A calliope clown piano sheet music pdf typically very loud. Even some small calliopes are audible for miles. There is no way to vary tone or loudness.
The steam calliope is also known as a steam organ or steam piano. The air-driven calliope is sometimes called a calliaphone, the name given to it by Norman Baker, but the “Calliaphone” name is registered by the Miner Company for instruments produced under the Tangley name. In the age of steam, the steam calliope was particularly used on riverboats and in circuses. In both cases, a steam supply was already available for other purposes. Riverboats supplied steam from their propulsion boilers.
Calliopes can be played by a player at a keyboard or mechanically. Mechanical operation may be by a drum similar to a music box drum, or by a roll similar to that of a player piano. The whistles of a calliope are tuned to a chromatic scale, although this process is difficult and must be repeated often to maintain quality sound. Fairground calliope trailer being hauled by a U. While Stoddard originally intended the calliope to replace bells at churches, it found its way onto riverboats during the paddlewheel era. While only a small number of working steamboats still exist, each has a steam calliope. Stoddard’s original calliope was attached to a metal roller set with pins in the manner familiar to Stoddard from the contemporary clockwork music box.
The pins on the roller opened valves that admitted steam into the whistles. Later, Stoddard replaced the cylinder with a keyboard, so that the calliope could be played like an organ. Starting in the 1900s, calliopes began using music rolls instead of a live musician. The music roll operated in a similar manner to a piano roll in a player piano, mechanically operating the keys.
Many of these mechanical calliopes retained keyboards, allowing a live musician to play them if needed. Most calliopes disappeared in the mid-20th century, as steam power was replaced with other power sources. Without the demand for technicians that mines and railroads supplied, no support was available to keep boilers running.

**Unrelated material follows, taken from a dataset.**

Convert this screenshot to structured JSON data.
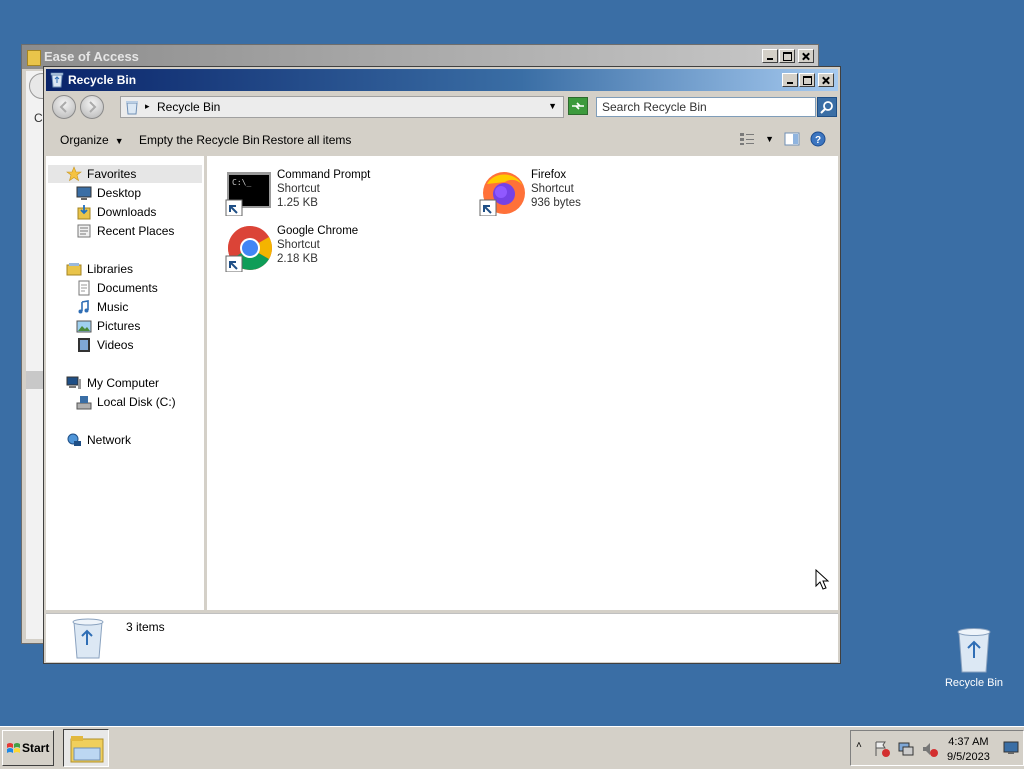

Only a few calliopes have survived, and these are rarely played. Within circus culture, “kAHl-ee-ohp” is the preferred pronunciation. Outside of the circus community, “kah-LY-oh-pee” is typically used.
The pronunciation of the word ‘calliope’ has long been disputed. Manfred Mann’s Earth Band in their 1976 cover. The calliope is similar to the pyrophone. The difference between the two is that the calliope is an external combustion instrument and the pyrophone is an internal combustion instrument. At 1998’s Burning Man, a pyrophone referred to as Satan’s Calliope was powered by ignition of propane inside resonant cavities.